*** Begin section ***
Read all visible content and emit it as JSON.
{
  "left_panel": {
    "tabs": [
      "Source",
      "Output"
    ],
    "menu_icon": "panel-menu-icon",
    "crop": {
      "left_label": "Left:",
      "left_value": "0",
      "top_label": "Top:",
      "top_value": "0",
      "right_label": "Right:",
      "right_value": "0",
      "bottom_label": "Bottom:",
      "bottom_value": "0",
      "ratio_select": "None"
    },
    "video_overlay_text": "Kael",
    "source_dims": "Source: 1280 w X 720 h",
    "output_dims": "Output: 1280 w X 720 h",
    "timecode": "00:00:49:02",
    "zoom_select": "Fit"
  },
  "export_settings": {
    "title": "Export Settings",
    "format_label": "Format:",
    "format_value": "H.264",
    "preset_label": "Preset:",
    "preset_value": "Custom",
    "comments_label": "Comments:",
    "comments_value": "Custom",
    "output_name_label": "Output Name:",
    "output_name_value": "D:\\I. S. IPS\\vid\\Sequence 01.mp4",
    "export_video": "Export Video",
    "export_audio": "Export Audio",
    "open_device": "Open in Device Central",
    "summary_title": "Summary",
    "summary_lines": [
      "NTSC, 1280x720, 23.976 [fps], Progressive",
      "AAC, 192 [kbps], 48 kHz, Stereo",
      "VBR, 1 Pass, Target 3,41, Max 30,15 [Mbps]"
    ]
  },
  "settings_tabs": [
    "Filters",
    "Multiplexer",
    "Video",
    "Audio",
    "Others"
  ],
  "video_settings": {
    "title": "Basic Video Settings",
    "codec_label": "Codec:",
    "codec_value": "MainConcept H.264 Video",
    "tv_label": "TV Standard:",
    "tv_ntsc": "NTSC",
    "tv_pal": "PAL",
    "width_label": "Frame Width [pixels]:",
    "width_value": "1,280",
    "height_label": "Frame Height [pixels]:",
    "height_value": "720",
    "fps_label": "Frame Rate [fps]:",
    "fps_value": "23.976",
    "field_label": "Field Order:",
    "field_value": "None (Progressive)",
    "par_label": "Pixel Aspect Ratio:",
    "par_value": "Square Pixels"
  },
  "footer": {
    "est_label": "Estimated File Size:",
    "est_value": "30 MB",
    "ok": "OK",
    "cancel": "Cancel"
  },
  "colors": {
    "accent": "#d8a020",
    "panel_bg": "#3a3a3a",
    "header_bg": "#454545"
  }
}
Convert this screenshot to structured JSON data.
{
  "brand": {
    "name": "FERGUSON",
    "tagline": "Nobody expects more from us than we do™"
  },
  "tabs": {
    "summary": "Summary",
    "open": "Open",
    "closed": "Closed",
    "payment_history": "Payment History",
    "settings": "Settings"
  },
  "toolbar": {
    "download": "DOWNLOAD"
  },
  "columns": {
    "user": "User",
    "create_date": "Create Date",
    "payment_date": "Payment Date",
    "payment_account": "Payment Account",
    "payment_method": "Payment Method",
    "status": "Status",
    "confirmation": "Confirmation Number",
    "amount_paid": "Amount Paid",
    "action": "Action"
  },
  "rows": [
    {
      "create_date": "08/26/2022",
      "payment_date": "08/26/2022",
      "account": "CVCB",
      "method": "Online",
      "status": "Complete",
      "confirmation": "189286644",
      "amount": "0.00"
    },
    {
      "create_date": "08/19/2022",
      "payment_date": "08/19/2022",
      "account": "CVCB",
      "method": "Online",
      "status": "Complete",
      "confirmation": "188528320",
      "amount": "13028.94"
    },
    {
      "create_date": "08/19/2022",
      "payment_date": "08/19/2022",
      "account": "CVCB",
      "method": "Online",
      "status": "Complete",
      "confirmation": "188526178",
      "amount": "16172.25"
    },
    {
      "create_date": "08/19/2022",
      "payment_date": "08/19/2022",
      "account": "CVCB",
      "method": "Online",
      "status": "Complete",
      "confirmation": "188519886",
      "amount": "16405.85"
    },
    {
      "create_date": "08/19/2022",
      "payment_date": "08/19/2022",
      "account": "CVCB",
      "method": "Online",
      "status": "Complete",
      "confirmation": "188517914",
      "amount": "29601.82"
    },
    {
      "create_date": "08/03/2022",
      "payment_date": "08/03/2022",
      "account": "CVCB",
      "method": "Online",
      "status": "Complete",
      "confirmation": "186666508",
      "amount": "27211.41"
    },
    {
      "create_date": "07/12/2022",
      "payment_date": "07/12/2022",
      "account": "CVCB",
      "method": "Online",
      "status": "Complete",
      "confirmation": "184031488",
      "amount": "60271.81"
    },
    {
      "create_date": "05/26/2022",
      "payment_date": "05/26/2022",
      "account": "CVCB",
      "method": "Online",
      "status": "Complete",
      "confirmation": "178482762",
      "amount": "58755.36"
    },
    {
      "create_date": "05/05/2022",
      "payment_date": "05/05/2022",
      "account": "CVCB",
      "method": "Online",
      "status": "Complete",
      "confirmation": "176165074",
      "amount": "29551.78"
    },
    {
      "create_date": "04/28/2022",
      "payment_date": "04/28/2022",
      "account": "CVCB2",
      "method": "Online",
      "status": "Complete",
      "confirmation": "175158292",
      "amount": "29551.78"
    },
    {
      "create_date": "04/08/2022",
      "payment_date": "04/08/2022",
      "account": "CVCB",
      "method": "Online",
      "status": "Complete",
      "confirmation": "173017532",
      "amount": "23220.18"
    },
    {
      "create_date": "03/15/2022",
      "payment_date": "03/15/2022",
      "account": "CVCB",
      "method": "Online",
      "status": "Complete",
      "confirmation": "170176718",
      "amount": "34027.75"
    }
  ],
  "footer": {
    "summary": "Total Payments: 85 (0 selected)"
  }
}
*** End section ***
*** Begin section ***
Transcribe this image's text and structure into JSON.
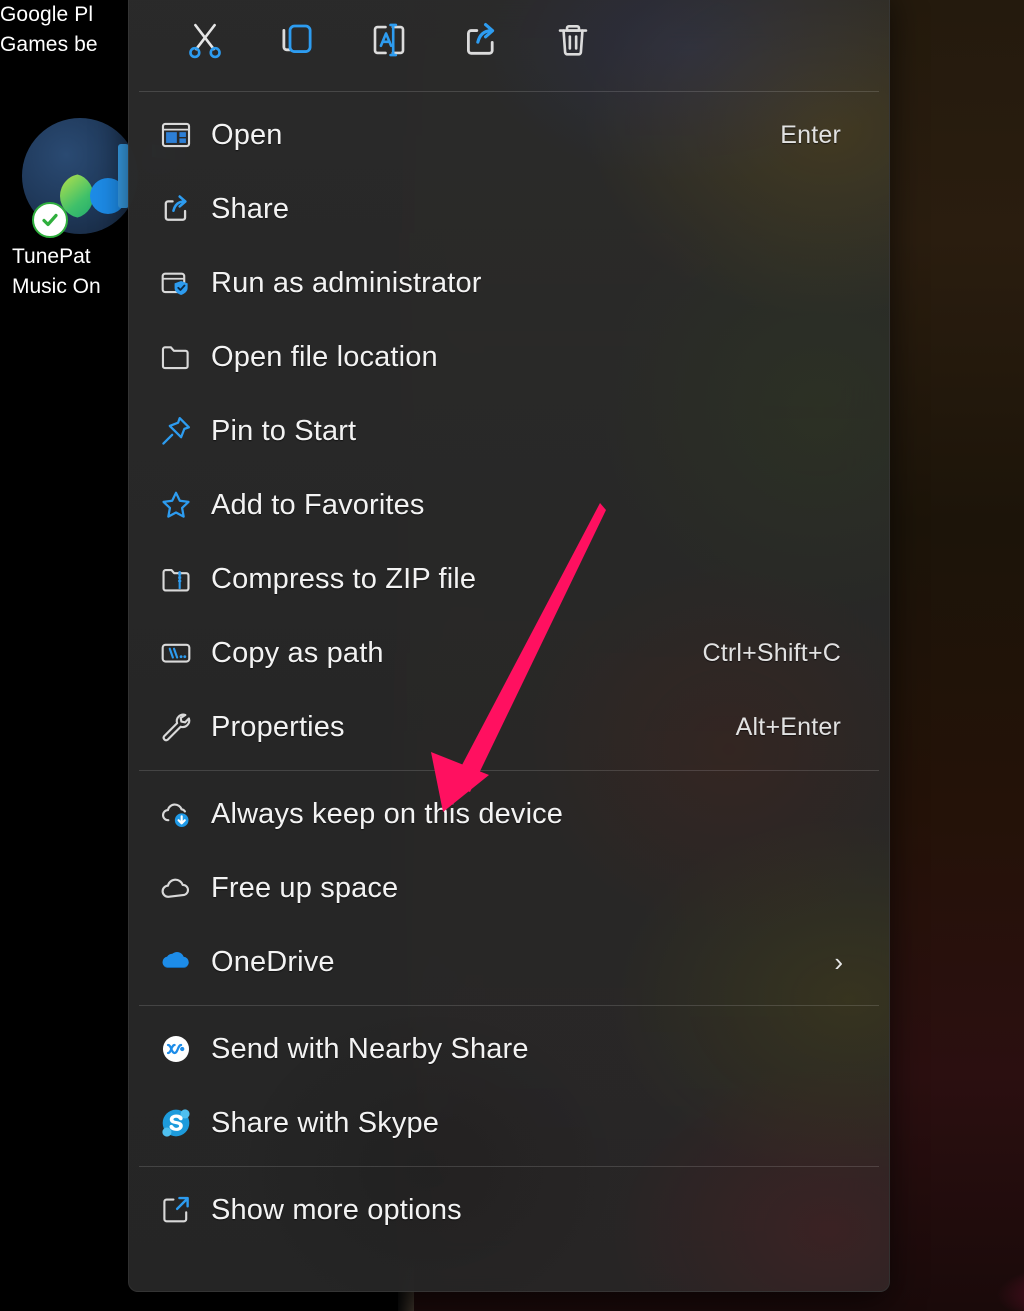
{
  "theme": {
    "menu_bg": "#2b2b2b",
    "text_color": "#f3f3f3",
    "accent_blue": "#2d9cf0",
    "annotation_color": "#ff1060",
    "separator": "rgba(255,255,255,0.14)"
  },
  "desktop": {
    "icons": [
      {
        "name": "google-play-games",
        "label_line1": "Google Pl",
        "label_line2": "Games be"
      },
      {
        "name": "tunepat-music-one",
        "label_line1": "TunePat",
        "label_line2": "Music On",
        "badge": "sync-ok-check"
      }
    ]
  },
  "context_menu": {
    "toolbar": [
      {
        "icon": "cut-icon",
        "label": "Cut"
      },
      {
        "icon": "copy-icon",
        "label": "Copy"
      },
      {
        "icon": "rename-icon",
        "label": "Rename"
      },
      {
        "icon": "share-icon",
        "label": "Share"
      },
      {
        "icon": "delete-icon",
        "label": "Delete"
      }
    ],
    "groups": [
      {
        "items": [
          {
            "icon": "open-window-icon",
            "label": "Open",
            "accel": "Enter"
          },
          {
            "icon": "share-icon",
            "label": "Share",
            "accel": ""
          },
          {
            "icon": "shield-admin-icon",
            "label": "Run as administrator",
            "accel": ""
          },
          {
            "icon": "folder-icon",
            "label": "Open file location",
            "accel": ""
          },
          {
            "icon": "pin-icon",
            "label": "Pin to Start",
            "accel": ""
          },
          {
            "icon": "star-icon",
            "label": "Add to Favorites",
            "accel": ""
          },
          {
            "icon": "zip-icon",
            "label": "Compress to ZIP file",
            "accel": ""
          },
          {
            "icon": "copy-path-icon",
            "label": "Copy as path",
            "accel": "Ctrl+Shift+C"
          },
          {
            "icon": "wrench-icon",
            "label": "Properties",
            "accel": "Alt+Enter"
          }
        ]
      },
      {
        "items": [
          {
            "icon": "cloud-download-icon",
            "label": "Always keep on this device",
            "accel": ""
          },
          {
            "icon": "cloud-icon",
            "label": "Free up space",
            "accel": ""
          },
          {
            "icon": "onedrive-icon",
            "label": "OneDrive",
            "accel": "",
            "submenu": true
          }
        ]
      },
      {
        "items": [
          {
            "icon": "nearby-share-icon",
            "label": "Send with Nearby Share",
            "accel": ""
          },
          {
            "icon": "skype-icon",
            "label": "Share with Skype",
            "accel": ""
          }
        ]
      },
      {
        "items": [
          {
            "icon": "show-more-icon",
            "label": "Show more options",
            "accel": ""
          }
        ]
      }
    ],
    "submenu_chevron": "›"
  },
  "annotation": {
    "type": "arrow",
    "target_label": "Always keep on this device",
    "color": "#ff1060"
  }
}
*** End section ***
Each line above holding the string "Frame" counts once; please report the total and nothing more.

3